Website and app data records

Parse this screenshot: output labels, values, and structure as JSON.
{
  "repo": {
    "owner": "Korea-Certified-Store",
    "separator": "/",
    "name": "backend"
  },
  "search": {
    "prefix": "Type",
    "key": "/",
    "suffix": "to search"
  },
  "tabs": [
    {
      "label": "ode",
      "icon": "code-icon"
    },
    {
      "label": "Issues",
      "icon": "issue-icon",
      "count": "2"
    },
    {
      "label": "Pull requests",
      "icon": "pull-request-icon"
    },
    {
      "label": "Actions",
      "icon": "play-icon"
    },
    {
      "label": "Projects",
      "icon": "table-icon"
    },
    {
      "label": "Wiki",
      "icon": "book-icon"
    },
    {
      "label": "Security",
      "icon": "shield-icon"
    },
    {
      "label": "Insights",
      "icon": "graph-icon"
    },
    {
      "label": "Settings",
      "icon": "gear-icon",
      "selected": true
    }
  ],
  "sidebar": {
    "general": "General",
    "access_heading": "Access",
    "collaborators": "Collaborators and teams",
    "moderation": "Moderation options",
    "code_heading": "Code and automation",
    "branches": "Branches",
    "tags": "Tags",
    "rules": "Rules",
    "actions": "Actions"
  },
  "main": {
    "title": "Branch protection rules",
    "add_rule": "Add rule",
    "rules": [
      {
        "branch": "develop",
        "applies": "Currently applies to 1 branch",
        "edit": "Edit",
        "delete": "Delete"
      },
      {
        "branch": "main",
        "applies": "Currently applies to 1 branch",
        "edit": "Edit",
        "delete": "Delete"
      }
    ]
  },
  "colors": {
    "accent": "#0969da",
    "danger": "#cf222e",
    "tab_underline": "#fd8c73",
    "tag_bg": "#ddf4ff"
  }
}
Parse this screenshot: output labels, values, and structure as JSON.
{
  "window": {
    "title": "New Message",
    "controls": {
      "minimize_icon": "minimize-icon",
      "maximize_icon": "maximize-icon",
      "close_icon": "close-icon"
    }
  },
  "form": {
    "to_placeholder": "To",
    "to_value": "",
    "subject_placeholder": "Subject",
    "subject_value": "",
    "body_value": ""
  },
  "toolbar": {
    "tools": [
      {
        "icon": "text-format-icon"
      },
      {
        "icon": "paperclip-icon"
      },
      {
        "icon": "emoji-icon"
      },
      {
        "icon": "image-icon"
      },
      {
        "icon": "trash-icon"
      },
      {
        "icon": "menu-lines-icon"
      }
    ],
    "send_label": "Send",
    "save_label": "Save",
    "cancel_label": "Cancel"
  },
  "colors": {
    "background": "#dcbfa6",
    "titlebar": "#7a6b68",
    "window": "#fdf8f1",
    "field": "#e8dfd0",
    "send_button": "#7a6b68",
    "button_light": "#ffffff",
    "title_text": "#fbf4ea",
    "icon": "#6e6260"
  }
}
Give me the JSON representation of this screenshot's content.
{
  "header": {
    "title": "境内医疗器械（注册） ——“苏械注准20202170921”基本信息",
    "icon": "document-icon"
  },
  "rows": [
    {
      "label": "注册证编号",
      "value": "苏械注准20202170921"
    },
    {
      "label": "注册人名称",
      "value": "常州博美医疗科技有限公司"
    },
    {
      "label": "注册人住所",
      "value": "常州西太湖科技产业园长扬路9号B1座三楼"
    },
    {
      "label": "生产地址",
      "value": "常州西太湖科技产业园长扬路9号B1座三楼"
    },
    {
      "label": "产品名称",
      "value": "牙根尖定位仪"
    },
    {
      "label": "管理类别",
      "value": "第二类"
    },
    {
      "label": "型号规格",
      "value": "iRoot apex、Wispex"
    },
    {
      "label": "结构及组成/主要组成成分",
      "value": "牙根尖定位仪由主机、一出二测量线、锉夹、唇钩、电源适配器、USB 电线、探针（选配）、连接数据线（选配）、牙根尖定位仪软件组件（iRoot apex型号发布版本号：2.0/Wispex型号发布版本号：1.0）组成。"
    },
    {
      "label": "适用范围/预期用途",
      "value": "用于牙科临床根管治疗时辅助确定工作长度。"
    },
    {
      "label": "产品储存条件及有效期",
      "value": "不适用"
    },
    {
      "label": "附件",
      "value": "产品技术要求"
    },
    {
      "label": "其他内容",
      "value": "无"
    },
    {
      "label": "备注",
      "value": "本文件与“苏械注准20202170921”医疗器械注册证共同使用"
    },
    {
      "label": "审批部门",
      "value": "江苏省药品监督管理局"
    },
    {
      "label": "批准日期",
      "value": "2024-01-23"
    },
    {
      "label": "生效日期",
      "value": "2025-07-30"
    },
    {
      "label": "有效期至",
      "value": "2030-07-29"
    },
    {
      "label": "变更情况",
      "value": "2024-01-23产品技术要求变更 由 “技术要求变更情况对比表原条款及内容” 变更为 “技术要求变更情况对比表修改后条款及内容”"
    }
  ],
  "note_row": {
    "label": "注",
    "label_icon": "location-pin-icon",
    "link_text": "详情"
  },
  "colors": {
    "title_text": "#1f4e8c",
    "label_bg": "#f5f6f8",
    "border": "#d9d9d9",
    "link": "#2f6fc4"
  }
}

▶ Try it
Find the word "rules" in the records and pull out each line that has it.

▶ Exercise result
    "rules": "Rules",
    "title": "Branch protection rules",
    "rules": [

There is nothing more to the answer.